# Action item
Copy out, from the data below, each line in which the word "inmates" occurs.

START Stored data

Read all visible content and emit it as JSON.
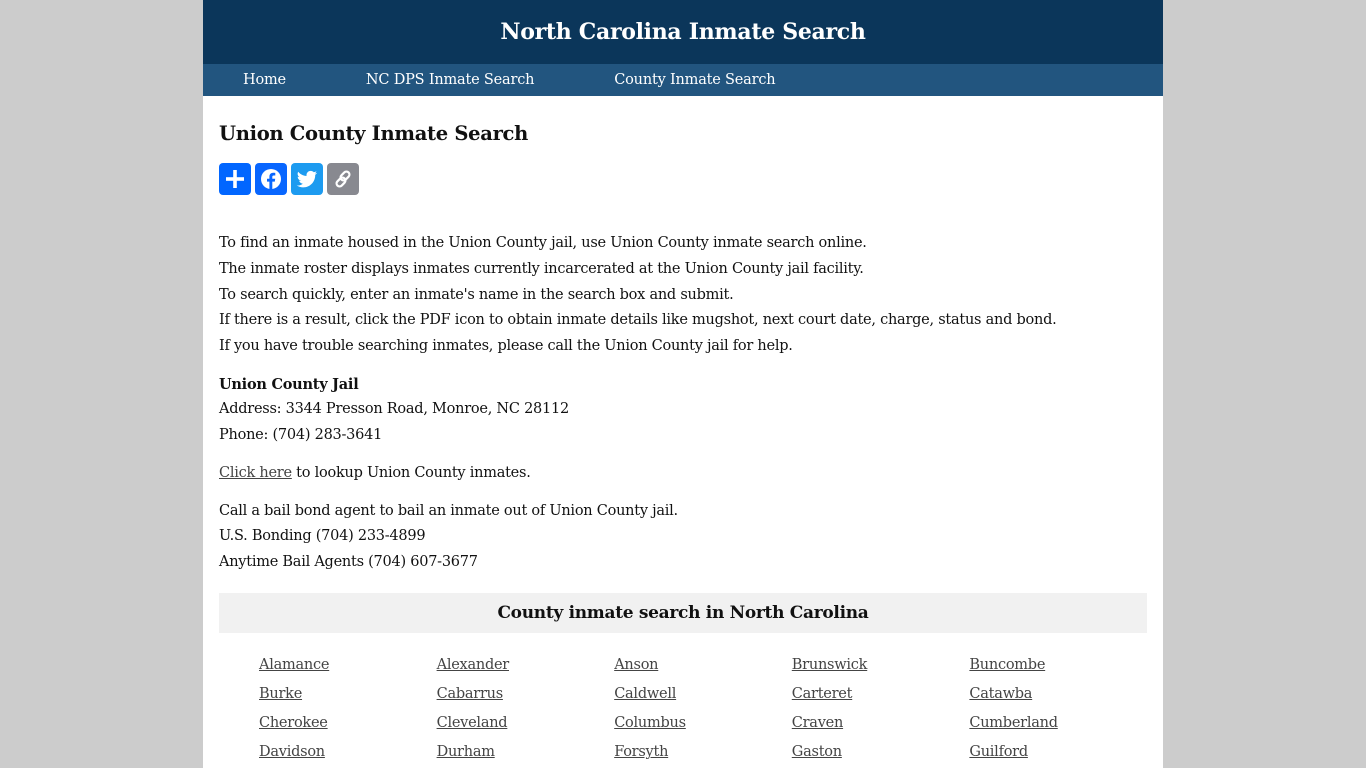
{
  "header": {
    "site_title": "North Carolina Inmate Search"
  },
  "nav": {
    "items": [
      {
        "label": "Home"
      },
      {
        "label": "NC DPS Inmate Search"
      },
      {
        "label": "County Inmate Search"
      }
    ]
  },
  "main": {
    "title": "Union County Inmate Search",
    "share_buttons": [
      {
        "name": "share-add",
        "icon": "plus-icon",
        "color": "#0166ff"
      },
      {
        "name": "share-facebook",
        "icon": "facebook-icon",
        "color": "#0866ff"
      },
      {
        "name": "share-twitter",
        "icon": "twitter-icon",
        "color": "#1d9bf0"
      },
      {
        "name": "share-copy-link",
        "icon": "link-icon",
        "color": "#888990"
      }
    ],
    "intro_lines": [
      "To find an inmate housed in the Union County jail, use Union County inmate search online.",
      "The inmate roster displays inmates currently incarcerated at the Union County jail facility.",
      "To search quickly, enter an inmate's name in the search box and submit.",
      "If there is a result, click the PDF icon to obtain inmate details like mugshot, next court date, charge, status and bond.",
      "If you have trouble searching inmates, please call the Union County jail for help."
    ],
    "jail": {
      "name": "Union County Jail",
      "address": "Address: 3344 Presson Road, Monroe, NC 28112",
      "phone": "Phone: (704) 283-3641"
    },
    "lookup": {
      "link_label": "Click here",
      "suffix": " to lookup Union County inmates."
    },
    "bail": {
      "intro": "Call a bail bond agent to bail an inmate out of Union County jail.",
      "agents": [
        "U.S. Bonding (704) 233-4899",
        "Anytime Bail Agents (704) 607-3677"
      ]
    },
    "county_section": {
      "title": "County inmate search in North Carolina",
      "counties": [
        "Alamance",
        "Alexander",
        "Anson",
        "Brunswick",
        "Buncombe",
        "Burke",
        "Cabarrus",
        "Caldwell",
        "Carteret",
        "Catawba",
        "Cherokee",
        "Cleveland",
        "Columbus",
        "Craven",
        "Cumberland",
        "Davidson",
        "Durham",
        "Forsyth",
        "Gaston",
        "Guilford"
      ]
    }
  },
  "colors": {
    "header_bg": "#0b365a",
    "nav_bg": "#22557f",
    "page_bg": "#cccccc",
    "section_bg": "#f1f1f1",
    "link": "#444444"
  }
}
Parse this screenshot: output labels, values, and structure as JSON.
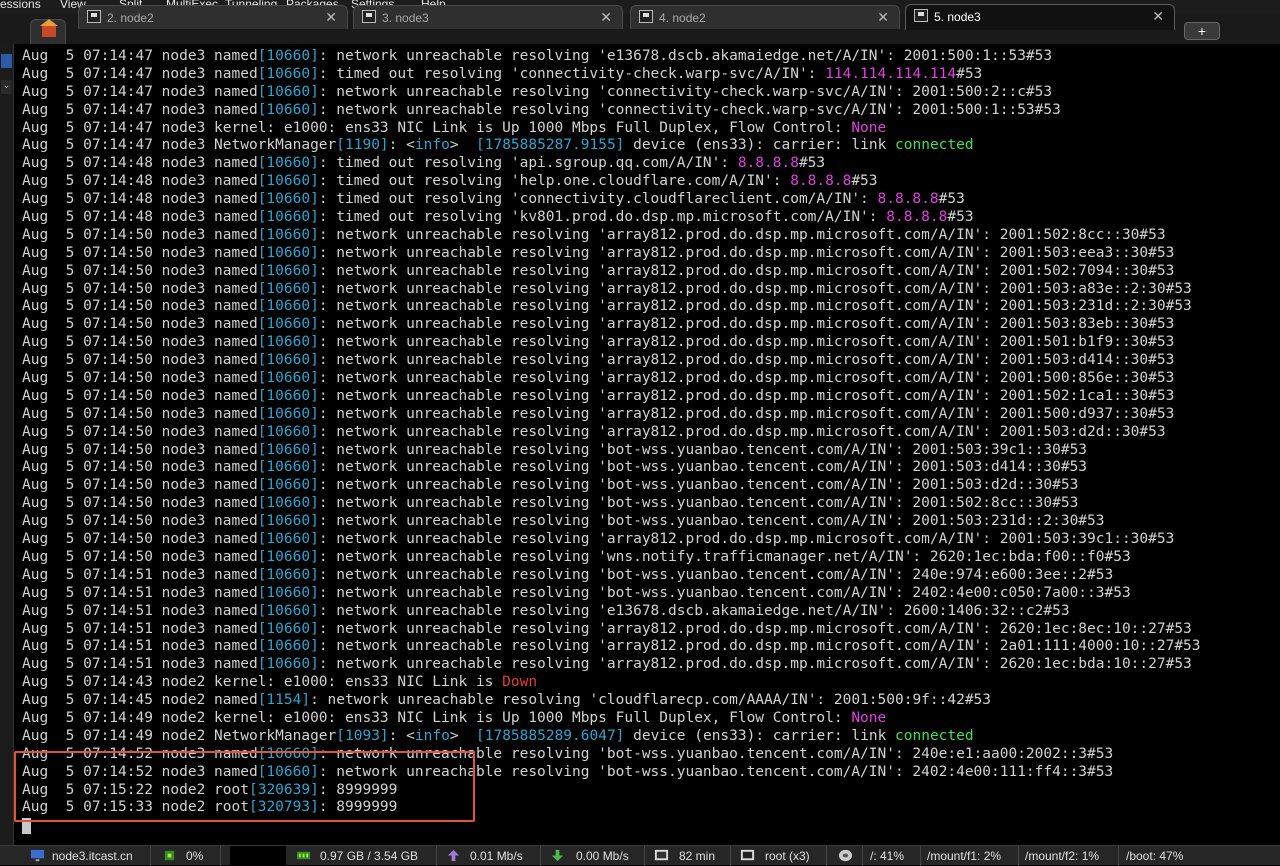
{
  "menu": [
    "essions",
    "View",
    "Split",
    "MultiExec",
    "Tunneling",
    "Packages",
    "Settings",
    "Help"
  ],
  "tabs": [
    {
      "label": "2. node2",
      "active": false
    },
    {
      "label": "3. node3",
      "active": false
    },
    {
      "label": "4. node2",
      "active": false
    },
    {
      "label": "5. node3",
      "active": true
    }
  ],
  "newtab_label": "+",
  "close_glyph": "✕",
  "colors": {
    "pid": "#2aa6d2",
    "ip": "#e040e0",
    "connected": "#3fe05a",
    "down": "#e33a3a",
    "highlight": "#e2533a",
    "text": "#d2d2d2"
  },
  "log_lines": [
    [
      [
        "Aug  5 07:14:47 node3 named",
        ""
      ],
      [
        "[10660]",
        "blue"
      ],
      [
        ": network unreachable resolving 'e13678.dscb.akamaiedge.net/A/IN': 2001:500:1::53#53",
        ""
      ]
    ],
    [
      [
        "Aug  5 07:14:47 node3 named",
        ""
      ],
      [
        "[10660]",
        "blue"
      ],
      [
        ": timed out resolving 'connectivity-check.warp-svc/A/IN': ",
        ""
      ],
      [
        "114.114.114.114",
        "mag"
      ],
      [
        "#53",
        ""
      ]
    ],
    [
      [
        "Aug  5 07:14:47 node3 named",
        ""
      ],
      [
        "[10660]",
        "blue"
      ],
      [
        ": network unreachable resolving 'connectivity-check.warp-svc/A/IN': 2001:500:2::c#53",
        ""
      ]
    ],
    [
      [
        "Aug  5 07:14:47 node3 named",
        ""
      ],
      [
        "[10660]",
        "blue"
      ],
      [
        ": network unreachable resolving 'connectivity-check.warp-svc/A/IN': 2001:500:1::53#53",
        ""
      ]
    ],
    [
      [
        "Aug  5 07:14:47 node3 kernel: e1000: ens33 NIC Link is Up 1000 Mbps Full Duplex, Flow Control: ",
        ""
      ],
      [
        "None",
        "mag"
      ]
    ],
    [
      [
        "Aug  5 07:14:47 node3 NetworkManager",
        ""
      ],
      [
        "[1190]",
        "blue"
      ],
      [
        ": <",
        ""
      ],
      [
        "info",
        "blue"
      ],
      [
        ">  ",
        ""
      ],
      [
        "[1785885287.9155]",
        "blue"
      ],
      [
        " device (ens33): carrier: link ",
        ""
      ],
      [
        "connected",
        "grn"
      ]
    ],
    [
      [
        "Aug  5 07:14:48 node3 named",
        ""
      ],
      [
        "[10660]",
        "blue"
      ],
      [
        ": timed out resolving 'api.sgroup.qq.com/A/IN': ",
        ""
      ],
      [
        "8.8.8.8",
        "mag"
      ],
      [
        "#53",
        ""
      ]
    ],
    [
      [
        "Aug  5 07:14:48 node3 named",
        ""
      ],
      [
        "[10660]",
        "blue"
      ],
      [
        ": timed out resolving 'help.one.cloudflare.com/A/IN': ",
        ""
      ],
      [
        "8.8.8.8",
        "mag"
      ],
      [
        "#53",
        ""
      ]
    ],
    [
      [
        "Aug  5 07:14:48 node3 named",
        ""
      ],
      [
        "[10660]",
        "blue"
      ],
      [
        ": timed out resolving 'connectivity.cloudflareclient.com/A/IN': ",
        ""
      ],
      [
        "8.8.8.8",
        "mag"
      ],
      [
        "#53",
        ""
      ]
    ],
    [
      [
        "Aug  5 07:14:48 node3 named",
        ""
      ],
      [
        "[10660]",
        "blue"
      ],
      [
        ": timed out resolving 'kv801.prod.do.dsp.mp.microsoft.com/A/IN': ",
        ""
      ],
      [
        "8.8.8.8",
        "mag"
      ],
      [
        "#53",
        ""
      ]
    ],
    [
      [
        "Aug  5 07:14:50 node3 named",
        ""
      ],
      [
        "[10660]",
        "blue"
      ],
      [
        ": network unreachable resolving 'array812.prod.do.dsp.mp.microsoft.com/A/IN': 2001:502:8cc::30#53",
        ""
      ]
    ],
    [
      [
        "Aug  5 07:14:50 node3 named",
        ""
      ],
      [
        "[10660]",
        "blue"
      ],
      [
        ": network unreachable resolving 'array812.prod.do.dsp.mp.microsoft.com/A/IN': 2001:503:eea3::30#53",
        ""
      ]
    ],
    [
      [
        "Aug  5 07:14:50 node3 named",
        ""
      ],
      [
        "[10660]",
        "blue"
      ],
      [
        ": network unreachable resolving 'array812.prod.do.dsp.mp.microsoft.com/A/IN': 2001:502:7094::30#53",
        ""
      ]
    ],
    [
      [
        "Aug  5 07:14:50 node3 named",
        ""
      ],
      [
        "[10660]",
        "blue"
      ],
      [
        ": network unreachable resolving 'array812.prod.do.dsp.mp.microsoft.com/A/IN': 2001:503:a83e::2:30#53",
        ""
      ]
    ],
    [
      [
        "Aug  5 07:14:50 node3 named",
        ""
      ],
      [
        "[10660]",
        "blue"
      ],
      [
        ": network unreachable resolving 'array812.prod.do.dsp.mp.microsoft.com/A/IN': 2001:503:231d::2:30#53",
        ""
      ]
    ],
    [
      [
        "Aug  5 07:14:50 node3 named",
        ""
      ],
      [
        "[10660]",
        "blue"
      ],
      [
        ": network unreachable resolving 'array812.prod.do.dsp.mp.microsoft.com/A/IN': 2001:503:83eb::30#53",
        ""
      ]
    ],
    [
      [
        "Aug  5 07:14:50 node3 named",
        ""
      ],
      [
        "[10660]",
        "blue"
      ],
      [
        ": network unreachable resolving 'array812.prod.do.dsp.mp.microsoft.com/A/IN': 2001:501:b1f9::30#53",
        ""
      ]
    ],
    [
      [
        "Aug  5 07:14:50 node3 named",
        ""
      ],
      [
        "[10660]",
        "blue"
      ],
      [
        ": network unreachable resolving 'array812.prod.do.dsp.mp.microsoft.com/A/IN': 2001:503:d414::30#53",
        ""
      ]
    ],
    [
      [
        "Aug  5 07:14:50 node3 named",
        ""
      ],
      [
        "[10660]",
        "blue"
      ],
      [
        ": network unreachable resolving 'array812.prod.do.dsp.mp.microsoft.com/A/IN': 2001:500:856e::30#53",
        ""
      ]
    ],
    [
      [
        "Aug  5 07:14:50 node3 named",
        ""
      ],
      [
        "[10660]",
        "blue"
      ],
      [
        ": network unreachable resolving 'array812.prod.do.dsp.mp.microsoft.com/A/IN': 2001:502:1ca1::30#53",
        ""
      ]
    ],
    [
      [
        "Aug  5 07:14:50 node3 named",
        ""
      ],
      [
        "[10660]",
        "blue"
      ],
      [
        ": network unreachable resolving 'array812.prod.do.dsp.mp.microsoft.com/A/IN': 2001:500:d937::30#53",
        ""
      ]
    ],
    [
      [
        "Aug  5 07:14:50 node3 named",
        ""
      ],
      [
        "[10660]",
        "blue"
      ],
      [
        ": network unreachable resolving 'array812.prod.do.dsp.mp.microsoft.com/A/IN': 2001:503:d2d::30#53",
        ""
      ]
    ],
    [
      [
        "Aug  5 07:14:50 node3 named",
        ""
      ],
      [
        "[10660]",
        "blue"
      ],
      [
        ": network unreachable resolving 'bot-wss.yuanbao.tencent.com/A/IN': 2001:503:39c1::30#53",
        ""
      ]
    ],
    [
      [
        "Aug  5 07:14:50 node3 named",
        ""
      ],
      [
        "[10660]",
        "blue"
      ],
      [
        ": network unreachable resolving 'bot-wss.yuanbao.tencent.com/A/IN': 2001:503:d414::30#53",
        ""
      ]
    ],
    [
      [
        "Aug  5 07:14:50 node3 named",
        ""
      ],
      [
        "[10660]",
        "blue"
      ],
      [
        ": network unreachable resolving 'bot-wss.yuanbao.tencent.com/A/IN': 2001:503:d2d::30#53",
        ""
      ]
    ],
    [
      [
        "Aug  5 07:14:50 node3 named",
        ""
      ],
      [
        "[10660]",
        "blue"
      ],
      [
        ": network unreachable resolving 'bot-wss.yuanbao.tencent.com/A/IN': 2001:502:8cc::30#53",
        ""
      ]
    ],
    [
      [
        "Aug  5 07:14:50 node3 named",
        ""
      ],
      [
        "[10660]",
        "blue"
      ],
      [
        ": network unreachable resolving 'bot-wss.yuanbao.tencent.com/A/IN': 2001:503:231d::2:30#53",
        ""
      ]
    ],
    [
      [
        "Aug  5 07:14:50 node3 named",
        ""
      ],
      [
        "[10660]",
        "blue"
      ],
      [
        ": network unreachable resolving 'array812.prod.do.dsp.mp.microsoft.com/A/IN': 2001:503:39c1::30#53",
        ""
      ]
    ],
    [
      [
        "Aug  5 07:14:50 node3 named",
        ""
      ],
      [
        "[10660]",
        "blue"
      ],
      [
        ": network unreachable resolving 'wns.notify.trafficmanager.net/A/IN': 2620:1ec:bda:f00::f0#53",
        ""
      ]
    ],
    [
      [
        "Aug  5 07:14:51 node3 named",
        ""
      ],
      [
        "[10660]",
        "blue"
      ],
      [
        ": network unreachable resolving 'bot-wss.yuanbao.tencent.com/A/IN': 240e:974:e600:3ee::2#53",
        ""
      ]
    ],
    [
      [
        "Aug  5 07:14:51 node3 named",
        ""
      ],
      [
        "[10660]",
        "blue"
      ],
      [
        ": network unreachable resolving 'bot-wss.yuanbao.tencent.com/A/IN': 2402:4e00:c050:7a00::3#53",
        ""
      ]
    ],
    [
      [
        "Aug  5 07:14:51 node3 named",
        ""
      ],
      [
        "[10660]",
        "blue"
      ],
      [
        ": network unreachable resolving 'e13678.dscb.akamaiedge.net/A/IN': 2600:1406:32::c2#53",
        ""
      ]
    ],
    [
      [
        "Aug  5 07:14:51 node3 named",
        ""
      ],
      [
        "[10660]",
        "blue"
      ],
      [
        ": network unreachable resolving 'array812.prod.do.dsp.mp.microsoft.com/A/IN': 2620:1ec:8ec:10::27#53",
        ""
      ]
    ],
    [
      [
        "Aug  5 07:14:51 node3 named",
        ""
      ],
      [
        "[10660]",
        "blue"
      ],
      [
        ": network unreachable resolving 'array812.prod.do.dsp.mp.microsoft.com/A/IN': 2a01:111:4000:10::27#53",
        ""
      ]
    ],
    [
      [
        "Aug  5 07:14:51 node3 named",
        ""
      ],
      [
        "[10660]",
        "blue"
      ],
      [
        ": network unreachable resolving 'array812.prod.do.dsp.mp.microsoft.com/A/IN': 2620:1ec:bda:10::27#53",
        ""
      ]
    ],
    [
      [
        "Aug  5 07:14:43 node2 kernel: e1000: ens33 NIC Link is ",
        ""
      ],
      [
        "Down",
        "red"
      ]
    ],
    [
      [
        "Aug  5 07:14:45 node2 named",
        ""
      ],
      [
        "[1154]",
        "blue"
      ],
      [
        ": network unreachable resolving 'cloudflarecp.com/AAAA/IN': 2001:500:9f::42#53",
        ""
      ]
    ],
    [
      [
        "Aug  5 07:14:49 node2 kernel: e1000: ens33 NIC Link is Up 1000 Mbps Full Duplex, Flow Control: ",
        ""
      ],
      [
        "None",
        "mag"
      ]
    ],
    [
      [
        "Aug  5 07:14:49 node2 NetworkManager",
        ""
      ],
      [
        "[1093]",
        "blue"
      ],
      [
        ": <",
        ""
      ],
      [
        "info",
        "blue"
      ],
      [
        ">  ",
        ""
      ],
      [
        "[1785885289.6047]",
        "blue"
      ],
      [
        " device (ens33): carrier: link ",
        ""
      ],
      [
        "connected",
        "grn"
      ]
    ],
    [
      [
        "Aug  5 07:14:52 node3 named",
        ""
      ],
      [
        "[10660]",
        "blue"
      ],
      [
        ": network unreachable resolving 'bot-wss.yuanbao.tencent.com/A/IN': 240e:e1:aa00:2002::3#53",
        ""
      ]
    ],
    [
      [
        "Aug  5 07:14:52 node3 named",
        ""
      ],
      [
        "[10660]",
        "blue"
      ],
      [
        ": network unreachable resolving 'bot-wss.yuanbao.tencent.com/A/IN': 2402:4e00:111:ff4::3#53",
        ""
      ]
    ],
    [
      [
        "Aug  5 07:15:22 node2 root",
        ""
      ],
      [
        "[320639]",
        "blue"
      ],
      [
        ": 8999999",
        ""
      ]
    ],
    [
      [
        "Aug  5 07:15:33 node2 root",
        ""
      ],
      [
        "[320793]",
        "blue"
      ],
      [
        ": 8999999",
        ""
      ]
    ]
  ],
  "status": {
    "host": "node3.itcast.cn",
    "cpu": "0%",
    "memory": "0.97 GB / 3.54 GB",
    "upload": "0.01 Mb/s",
    "download": "0.00 Mb/s",
    "uptime": "82 min",
    "users": "root (x3)",
    "disk_root": "/: 41%",
    "disk_f1": "/mount/f1: 2%",
    "disk_f2": "/mount/f2: 1%",
    "disk_boot": "/boot: 47%"
  },
  "icons": [
    "home-icon",
    "terminal-icon",
    "close-icon",
    "plus-icon",
    "monitor-icon",
    "cpu-icon",
    "memory-icon",
    "upload-icon",
    "download-icon",
    "clock-icon",
    "user-icon",
    "disk-icon"
  ]
}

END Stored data

# Expected answer
      "The inmate roster displays inmates currently incarcerated at the Union County jail facility.",
      "If you have trouble searching inmates, please call the Union County jail for help."
      "suffix": " to lookup Union County inmates."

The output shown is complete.